PLANO, Texas — Despite indications that the site was presenting itself as containing relevant information, sources say that a Google search result for local man George Horbin’s question returned a webpage which didn’t know the answer to his question either.

“In preparation to start Pokémon Scarlet, I was researching differences between the two versions to find out what starter I should pick in my save,” said Horbin. “With such a simple and answerable question, I never suspected it would be difficult to find a relevant search result, but the first link I clicked was just 5,000 words about the game’s plotline with my question repeated at the bottom and no clear answer.”

Horbin became surprised after discovering the same issue with many of the other articles returned on the first page of his search results.

“The second article went on at length about the history of Pokémon and how the designs have grown more stylized with each generation,” Horbin continued. “After another 5,000 words or so I finally reached the explanatory section of the article I was so desperate for, but to my surprise the final paragraph merely stated there was no confirmation yet about what each game’s version-exclusive Pokémon were. The writers stalled for 5,000 words and they didn’t even know! In fact, they asked readers to inform them in the comments section. The absolute nerve!”

An editor of one of the high-SEO websites issued a statement defending their tactics for deceptively engaging readers.

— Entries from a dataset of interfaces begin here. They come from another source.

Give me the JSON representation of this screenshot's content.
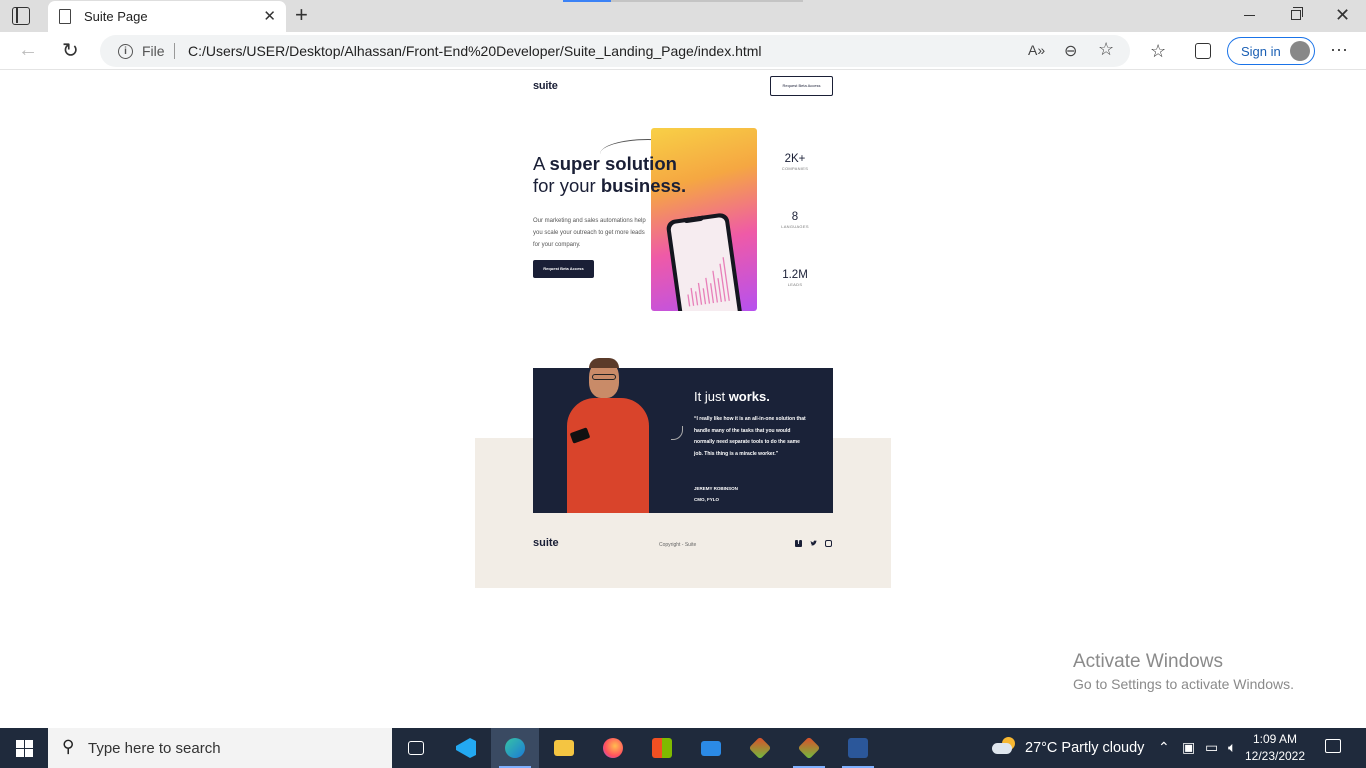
{
  "browser": {
    "tab_title": "Suite Page",
    "file_label": "File",
    "url": "C:/Users/USER/Desktop/Alhassan/Front-End%20Developer/Suite_Landing_Page/index.html",
    "signin_label": "Sign in"
  },
  "page": {
    "logo": "suite",
    "header_button": "Request Beta Access",
    "hero": {
      "title_plain_1": "A ",
      "title_bold_1": "super solution",
      "title_plain_2": "for your ",
      "title_bold_2": "business.",
      "description": "Our marketing and sales automations help you scale your outreach to get more leads for your company.",
      "cta": "Request Beta Access"
    },
    "stats": [
      {
        "value": "2K+",
        "label": "COMPANIES"
      },
      {
        "value": "8",
        "label": "LANGUAGES"
      },
      {
        "value": "1.2M",
        "label": "LEADS"
      }
    ],
    "testimonial": {
      "title_plain": "It just ",
      "title_bold": "works.",
      "quote": "“I really like how it is an all-in-one solution that handle many of the tasks that you would normally need separate tools to do the same job. This thing is a miracle worker.”",
      "name": "JEREMY ROBINSON",
      "role": "CMO, FYLO"
    },
    "footer": {
      "logo": "suite",
      "copyright": "Copyright - Suite",
      "social_icons": [
        "facebook-icon",
        "twitter-icon",
        "instagram-icon"
      ]
    }
  },
  "watermark": {
    "title": "Activate Windows",
    "subtitle": "Go to Settings to activate Windows."
  },
  "taskbar": {
    "search_placeholder": "Type here to search",
    "apps": [
      "task-view",
      "vscode",
      "edge",
      "file-explorer",
      "firefox",
      "microsoft-store",
      "mail",
      "git-gui",
      "git-gui-2",
      "word"
    ],
    "weather": "27°C  Partly cloudy",
    "time": "1:09 AM",
    "date": "12/23/2022"
  },
  "colors": {
    "navy": "#1a1f36",
    "testimonial_bg": "#1a2238",
    "footer_bg": "#f2ede6",
    "taskbar_bg": "#1f2a3c"
  }
}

“It came to our attention that our readers have misunderstood the title of our recent article, ‘There Are Definitely Differences Between Pokémon Scarlet and Violet’, which is obviously implied to have a question mark at the end,” said Sam Johnson, Editor of “We apologize for the confusion resulting from this misunderstanding. In response, we’ve reprimanded the AI that writes all of our content. The bot’s machine learning model has since been adjusted to begin each article with a few paragraphs about how it feels like a worthless failure, which we think will lead to even further increased engagement from our readers.”

At press time, had reportedly published its hundredth fake film trailer made from spliced-together MCU footage.